● **Exercise prompt**
The entries that follow must be written out exactly, without any of the pictures they contain.

● **Excerpts from an interface dataset**
-- -- --

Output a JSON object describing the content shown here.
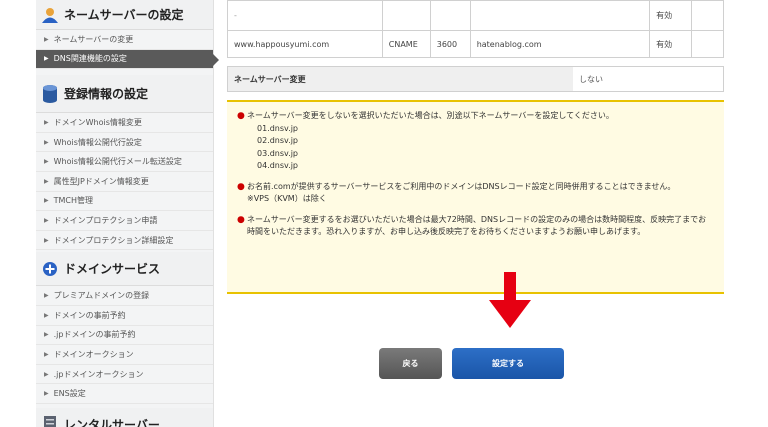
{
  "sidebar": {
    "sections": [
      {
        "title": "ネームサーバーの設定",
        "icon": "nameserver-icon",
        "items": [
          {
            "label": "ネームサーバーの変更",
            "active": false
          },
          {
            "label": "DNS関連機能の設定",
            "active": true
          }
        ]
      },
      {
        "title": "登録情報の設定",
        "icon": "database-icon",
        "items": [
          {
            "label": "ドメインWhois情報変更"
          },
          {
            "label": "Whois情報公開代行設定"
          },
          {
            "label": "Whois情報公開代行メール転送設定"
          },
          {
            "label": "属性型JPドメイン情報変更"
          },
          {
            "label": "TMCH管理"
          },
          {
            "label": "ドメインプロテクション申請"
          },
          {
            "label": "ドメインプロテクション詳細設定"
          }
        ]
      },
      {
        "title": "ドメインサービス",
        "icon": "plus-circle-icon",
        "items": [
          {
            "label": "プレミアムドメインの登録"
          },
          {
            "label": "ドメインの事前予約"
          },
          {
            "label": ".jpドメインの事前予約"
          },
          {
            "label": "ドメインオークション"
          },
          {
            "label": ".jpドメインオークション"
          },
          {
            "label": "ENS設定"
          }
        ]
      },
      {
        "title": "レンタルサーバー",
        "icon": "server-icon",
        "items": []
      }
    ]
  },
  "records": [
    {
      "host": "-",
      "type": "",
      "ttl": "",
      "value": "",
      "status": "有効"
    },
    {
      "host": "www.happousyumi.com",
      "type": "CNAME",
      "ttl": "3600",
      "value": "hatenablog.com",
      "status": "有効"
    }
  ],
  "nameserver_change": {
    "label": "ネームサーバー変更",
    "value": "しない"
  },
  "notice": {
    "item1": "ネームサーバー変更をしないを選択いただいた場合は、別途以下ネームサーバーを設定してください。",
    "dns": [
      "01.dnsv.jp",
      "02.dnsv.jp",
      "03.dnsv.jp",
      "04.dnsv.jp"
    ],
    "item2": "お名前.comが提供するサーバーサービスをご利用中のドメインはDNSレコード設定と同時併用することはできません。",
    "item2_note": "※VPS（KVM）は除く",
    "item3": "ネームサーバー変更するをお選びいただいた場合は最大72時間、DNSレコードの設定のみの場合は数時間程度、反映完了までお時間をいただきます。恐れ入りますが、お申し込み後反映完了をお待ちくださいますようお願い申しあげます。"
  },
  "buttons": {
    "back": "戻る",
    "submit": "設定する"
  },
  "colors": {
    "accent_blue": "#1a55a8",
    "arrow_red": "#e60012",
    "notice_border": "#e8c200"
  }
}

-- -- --

● **Worked solution**
Output a JSON object describing the content shown here.
{
  "sidebar": {
    "sections": [
      {
        "title": "ネームサーバーの設定",
        "icon": "nameserver-icon",
        "items": [
          {
            "label": "ネームサーバーの変更",
            "active": false
          },
          {
            "label": "DNS関連機能の設定",
            "active": true
          }
        ]
      },
      {
        "title": "登録情報の設定",
        "icon": "database-icon",
        "items": [
          {
            "label": "ドメインWhois情報変更"
          },
          {
            "label": "Whois情報公開代行設定"
          },
          {
            "label": "Whois情報公開代行メール転送設定"
          },
          {
            "label": "属性型JPドメイン情報変更"
          },
          {
            "label": "TMCH管理"
          },
          {
            "label": "ドメインプロテクション申請"
          },
          {
            "label": "ドメインプロテクション詳細設定"
          }
        ]
      },
      {
        "title": "ドメインサービス",
        "icon": "plus-circle-icon",
        "items": [
          {
            "label": "プレミアムドメインの登録"
          },
          {
            "label": "ドメインの事前予約"
          },
          {
            "label": ".jpドメインの事前予約"
          },
          {
            "label": "ドメインオークション"
          },
          {
            "label": ".jpドメインオークション"
          },
          {
            "label": "ENS設定"
          }
        ]
      },
      {
        "title": "レンタルサーバー",
        "icon": "server-icon",
        "items": []
      }
    ]
  },
  "records": [
    {
      "host": "-",
      "type": "",
      "ttl": "",
      "value": "",
      "status": "有効"
    },
    {
      "host": "www.happousyumi.com",
      "type": "CNAME",
      "ttl": "3600",
      "value": "hatenablog.com",
      "status": "有効"
    }
  ],
  "nameserver_change": {
    "label": "ネームサーバー変更",
    "value": "しない"
  },
  "notice": {
    "item1": "ネームサーバー変更をしないを選択いただいた場合は、別途以下ネームサーバーを設定してください。",
    "dns": [
      "01.dnsv.jp",
      "02.dnsv.jp",
      "03.dnsv.jp",
      "04.dnsv.jp"
    ],
    "item2": "お名前.comが提供するサーバーサービスをご利用中のドメインはDNSレコード設定と同時併用することはできません。",
    "item2_note": "※VPS（KVM）は除く",
    "item3": "ネームサーバー変更するをお選びいただいた場合は最大72時間、DNSレコードの設定のみの場合は数時間程度、反映完了までお時間をいただきます。恐れ入りますが、お申し込み後反映完了をお待ちくださいますようお願い申しあげます。"
  },
  "buttons": {
    "back": "戻る",
    "submit": "設定する"
  },
  "colors": {
    "accent_blue": "#1a55a8",
    "arrow_red": "#e60012",
    "notice_border": "#e8c200"
  }
}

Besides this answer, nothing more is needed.